John B. Keane’s Pub in Listowel John B. Keane, one of Ireland’s most renowned and celebrated playwrights, was a born and bred Kerryman who happily spent much his life in the picturesque village of northern-Kerry situated Listowel. The man passed away in 2002, but his family-run pub is open to this day and serves as a great tribute to the playwright and continues to be one of the town’s most beloved bars. Cozy and intimate, John B. Keane’s Pub features all the hallmarks and relaxed local atmosphere of a genuine Irish pub. It has the bonus of being drenched in memorabilia from John B. Keane’s much-loved dramas and claims the best pint of Guinness in town.
Crowley’s Bar in Kenmare In another picturesque Kerry village — this one in the south of the county — lies the snug of Crowley’s Bar. Kenmare is known for its food and drink delicacies, but Crowley’s is one of its best-kept secrets. The interior seems like it hasn’t changed much since the early 1900s, but you can’t say the same for the atmosphere. It’s lively and friendly for locals and tourists alike, with undercover musicians lurking in the many nooks and crannies ready to pounce on unsuspecting punters with a lively jig or reel at any given moment. Whereas John B. Keane’s claims the best pint of Guinness in Listowel, Crowley’s arguably beats off stiff local competition to produce the best pint of the black stuff in Kenmare.
Blackwater Tavern in Tuosist Located beyond Kenmare on a desolate but charming stretch of country road, the Blackwater Tavern certainly looks the part of a traditional Irish pub. This family-run establishment has been serving the local community for many years, and for a place that appears so isolated, you’d be surprised at the crowd it’s capable of amassing on a Friday or Saturday night. Although the intense craic set dancing nights and traditional music abound, it’s during the quieter times that the Blackwater Tavern really shines. Feel the unique and very Irish sensation of time slowing to a crawl as you enjoy one of their tasty pints.
The Laurels in Killarney The beautiful jewel in the Kerry crown, Killarney is no stranger to tourists and visitors. Surrounded by stunning scenery such as the Gap of Dunloe and Molls Gap, the town is a fantastic place to base yourself if you’re planning on staying in Kerry for a few days and want to explore all the area has to offer.
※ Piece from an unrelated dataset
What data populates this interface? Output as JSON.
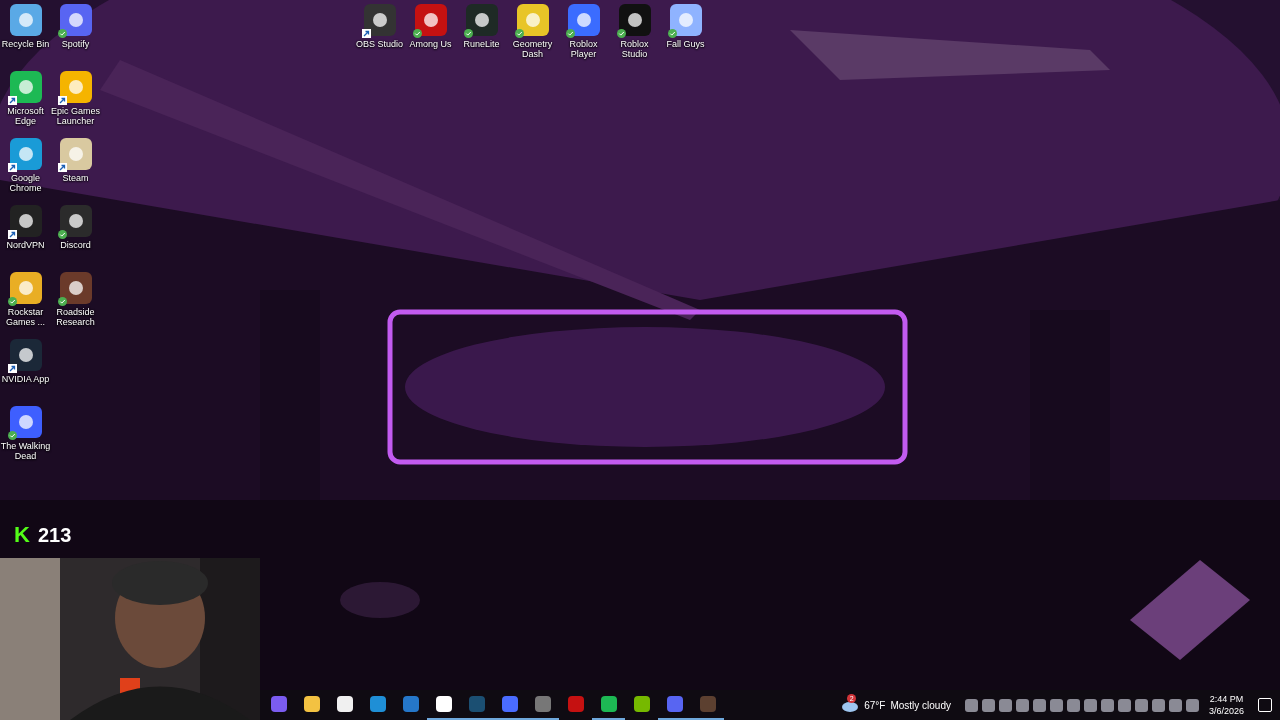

It’s also home to The Laurels, a traditional, old-world bar that has been run by the same family (the O’Leary’s) for more than a century. With that kind of pedigree, you can be sure they know what they’re doing, and to be sure to be sure (a little Irish expression), The Laurels is one of the most loved spots in town, with dancing, music and some of the finest food Killarney has to offer.
Teddy O’Sullivan’s Bar in Kilmackillogue Possibly the most scenic establishment on the list, Teddy O’Sullivan’s Bar in Kilmackillogue has a view that’s to die for. Nestled in the mountains and located right on a pier that showcases the fresh and salty smell of the Atlantic Ocean, this bar will provide one of the most unique and memorable drinking experiences you can have in Kerry. Get it on a sunny day and you will not be disappointed; customers routinely spill out all the way up the adjacent pier. Even on a rainy day, being cooped up in its snug lounge can be quite the atmospheric experience, and, of course, the Guinness is great whatever the weather.
These are just a few of Kerry’s hidden delights, but sadly, pictures and words will never do it justice. To properly tick these off your bucket list, you’ll simply have to visit yourself! Check out Five of the Best Scenic Sights in County Kerry or The Best Stops Along Ireland’s Wild Atlantic Way to get a feel for the Kingdom, then stop wasting time dreaming of its rolling hills and start making plans to roll amongst them yourself!